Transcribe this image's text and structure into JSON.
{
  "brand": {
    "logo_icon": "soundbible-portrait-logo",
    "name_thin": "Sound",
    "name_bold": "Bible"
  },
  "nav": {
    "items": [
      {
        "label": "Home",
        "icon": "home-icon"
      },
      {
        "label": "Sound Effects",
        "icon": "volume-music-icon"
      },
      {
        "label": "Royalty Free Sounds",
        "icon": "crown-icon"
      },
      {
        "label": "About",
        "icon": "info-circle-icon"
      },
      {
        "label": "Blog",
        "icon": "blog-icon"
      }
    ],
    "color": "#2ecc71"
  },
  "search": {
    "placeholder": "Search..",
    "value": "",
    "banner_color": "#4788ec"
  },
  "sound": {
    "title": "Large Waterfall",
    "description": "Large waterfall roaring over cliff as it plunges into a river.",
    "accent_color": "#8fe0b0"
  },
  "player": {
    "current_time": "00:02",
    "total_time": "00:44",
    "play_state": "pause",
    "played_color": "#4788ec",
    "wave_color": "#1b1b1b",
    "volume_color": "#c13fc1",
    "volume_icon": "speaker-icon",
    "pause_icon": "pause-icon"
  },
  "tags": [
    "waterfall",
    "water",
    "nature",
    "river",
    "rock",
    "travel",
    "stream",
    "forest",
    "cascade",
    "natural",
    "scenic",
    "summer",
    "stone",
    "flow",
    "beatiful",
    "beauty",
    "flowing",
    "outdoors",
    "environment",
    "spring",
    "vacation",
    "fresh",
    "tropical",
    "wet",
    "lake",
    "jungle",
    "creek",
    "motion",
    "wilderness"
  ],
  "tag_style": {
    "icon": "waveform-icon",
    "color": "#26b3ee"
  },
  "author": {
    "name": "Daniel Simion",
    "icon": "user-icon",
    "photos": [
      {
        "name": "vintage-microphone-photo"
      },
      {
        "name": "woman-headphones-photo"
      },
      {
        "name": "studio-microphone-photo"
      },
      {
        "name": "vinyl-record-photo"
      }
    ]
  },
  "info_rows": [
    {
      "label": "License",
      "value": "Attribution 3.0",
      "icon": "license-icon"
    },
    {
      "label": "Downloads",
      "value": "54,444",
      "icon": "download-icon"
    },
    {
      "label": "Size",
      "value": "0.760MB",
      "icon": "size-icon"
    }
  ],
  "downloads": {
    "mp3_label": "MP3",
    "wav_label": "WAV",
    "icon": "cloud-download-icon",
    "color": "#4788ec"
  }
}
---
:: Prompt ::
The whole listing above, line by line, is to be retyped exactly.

:: Task solution ::
Transcribe this image's text and structure into JSON.
{
  "brand": {
    "logo_icon": "soundbible-portrait-logo",
    "name_thin": "Sound",
    "name_bold": "Bible"
  },
  "nav": {
    "items": [
      {
        "label": "Home",
        "icon": "home-icon"
      },
      {
        "label": "Sound Effects",
        "icon": "volume-music-icon"
      },
      {
        "label": "Royalty Free Sounds",
        "icon": "crown-icon"
      },
      {
        "label": "About",
        "icon": "info-circle-icon"
      },
      {
        "label": "Blog",
        "icon": "blog-icon"
      }
    ],
    "color": "#2ecc71"
  },
  "search": {
    "placeholder": "Search..",
    "value": "",
    "banner_color": "#4788ec"
  },
  "sound": {
    "title": "Large Waterfall",
    "description": "Large waterfall roaring over cliff as it plunges into a river.",
    "accent_color": "#8fe0b0"
  },
  "player": {
    "current_time": "00:02",
    "total_time": "00:44",
    "play_state": "pause",
    "played_color": "#4788ec",
    "wave_color": "#1b1b1b",
    "volume_color": "#c13fc1",
    "volume_icon": "speaker-icon",
    "pause_icon": "pause-icon"
  },
  "tags": [
    "waterfall",
    "water",
    "nature",
    "river",
    "rock",
    "travel",
    "stream",
    "forest",
    "cascade",
    "natural",
    "scenic",
    "summer",
    "stone",
    "flow",
    "beatiful",
    "beauty",
    "flowing",
    "outdoors",
    "environment",
    "spring",
    "vacation",
    "fresh",
    "tropical",
    "wet",
    "lake",
    "jungle",
    "creek",
    "motion",
    "wilderness"
  ],
  "tag_style": {
    "icon": "waveform-icon",
    "color": "#26b3ee"
  },
  "author": {
    "name": "Daniel Simion",
    "icon": "user-icon",
    "photos": [
      {
        "name": "vintage-microphone-photo"
      },
      {
        "name": "woman-headphones-photo"
      },
      {
        "name": "studio-microphone-photo"
      },
      {
        "name": "vinyl-record-photo"
      }
    ]
  },
  "info_rows": [
    {
      "label": "License",
      "value": "Attribution 3.0",
      "icon": "license-icon"
    },
    {
      "label": "Downloads",
      "value": "54,444",
      "icon": "download-icon"
    },
    {
      "label": "Size",
      "value": "0.760MB",
      "icon": "size-icon"
    }
  ],
  "downloads": {
    "mp3_label": "MP3",
    "wav_label": "WAV",
    "icon": "cloud-download-icon",
    "color": "#4788ec"
  }
}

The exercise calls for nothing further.